I met Vincenzo Ferriero and Ray Chou at the New York Comic Con (2014). Infected by their enthusiasm for their project, I handed over five dollars forI met Vincenzo Ferriero and Ray Chou at the New York Comic Con (2014). Infected by their enthusiasm for their project, I handed over five dollars for an oversized, glossy comic book called Skies of Fire. I had flipped through it and the artwork appealed. Airships and pirates, bearded men dressed in flight jackets and peaked caps, low-slung cities dotted with tall towers that served the sky. A brooding line of clouds called the Expanse. Fire, destruction, politics and a plucky naval captain who wanted to talk on the world. And pirates. Yep, worth five bucks.
I like a good story, but my choice of comics usually comes down to the art. A good cover catches my eye, as does clever use of colour. Skies of Fire is a really pretty comic book. Inside the front cover they have a wonderfully detailed map of the Aquilan Empire. The style of art within, the line work and colours are consistent with the steampunk flavour of the story.
The comic opens with an airship docking with a tower at Port Prince. Pirates arrive before they finish unloading their cargo and a battle ensues. It looks fairly one sided with the airship going up in flames and the tower left crumbling. The pirates are chased away by ‘blue coats’ who break off pursuit when they enter the massive storm system known as the Expanse.

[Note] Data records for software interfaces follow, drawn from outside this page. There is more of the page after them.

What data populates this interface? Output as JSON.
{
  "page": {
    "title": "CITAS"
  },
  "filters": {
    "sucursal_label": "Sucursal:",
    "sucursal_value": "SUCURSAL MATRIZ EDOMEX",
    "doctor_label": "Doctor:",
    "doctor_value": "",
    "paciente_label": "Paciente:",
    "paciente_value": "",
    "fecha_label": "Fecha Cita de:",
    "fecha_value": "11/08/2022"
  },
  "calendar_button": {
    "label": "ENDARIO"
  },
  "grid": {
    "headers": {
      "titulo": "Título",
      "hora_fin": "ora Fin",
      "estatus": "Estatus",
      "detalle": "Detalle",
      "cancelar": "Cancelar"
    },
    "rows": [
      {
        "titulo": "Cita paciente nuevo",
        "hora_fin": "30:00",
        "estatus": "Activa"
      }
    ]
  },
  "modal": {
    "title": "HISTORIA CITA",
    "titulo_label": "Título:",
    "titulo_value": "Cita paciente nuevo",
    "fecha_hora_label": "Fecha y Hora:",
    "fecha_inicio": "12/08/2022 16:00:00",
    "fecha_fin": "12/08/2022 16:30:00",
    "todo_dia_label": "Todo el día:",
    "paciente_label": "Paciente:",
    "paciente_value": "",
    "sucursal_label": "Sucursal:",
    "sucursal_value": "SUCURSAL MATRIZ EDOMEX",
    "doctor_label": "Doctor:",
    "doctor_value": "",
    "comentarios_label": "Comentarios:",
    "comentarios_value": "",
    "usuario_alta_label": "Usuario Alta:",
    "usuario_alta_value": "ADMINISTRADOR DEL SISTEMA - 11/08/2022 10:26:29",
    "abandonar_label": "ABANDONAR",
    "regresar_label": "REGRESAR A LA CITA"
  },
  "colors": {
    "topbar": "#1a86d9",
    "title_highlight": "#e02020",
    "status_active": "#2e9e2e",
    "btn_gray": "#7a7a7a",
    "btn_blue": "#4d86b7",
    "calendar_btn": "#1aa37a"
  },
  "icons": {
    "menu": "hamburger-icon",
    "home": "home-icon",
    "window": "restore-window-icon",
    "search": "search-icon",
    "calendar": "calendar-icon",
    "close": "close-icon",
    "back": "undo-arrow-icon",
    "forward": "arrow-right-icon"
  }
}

At The Capital of Monterey, the actions of Captain Pierce are called into question. She is accused of disobeying orders and breaking formation. Basically, her admiral is throwing her under a bus (or over the side of an airship as the case may be). She defends herself by explaining that she disobeyed in order to chase the enemy and then asks permission to lead an expedition into the Expanse. Obviously impressed by her compunction and courage, His Majesty grants permission and puts the crown at her disposal. The politicking against her adventure is fierce. No doubt she’s gained herself more than one enemy.
The remainder of the thirty-three page comic is fleshed out with some extras: ‘Unravelling the Expanse’ gives some world building background and information. A copy of the Monterey Tribune does the same. Then there are a couple of pages of names who are the project’s Kickstarter Backers. Finally, the last page includes portraits of the team done in the same style of the comic. Each has a brief bio.
I really enjoyed the comic. The story has just started, but already I’m intrigued enough by the world and the characters to want to continue. Unfortunately, there is no release date available for the second issue, so I’ll just have to keep an eye on their website—which is kind of gorgeous, by the way.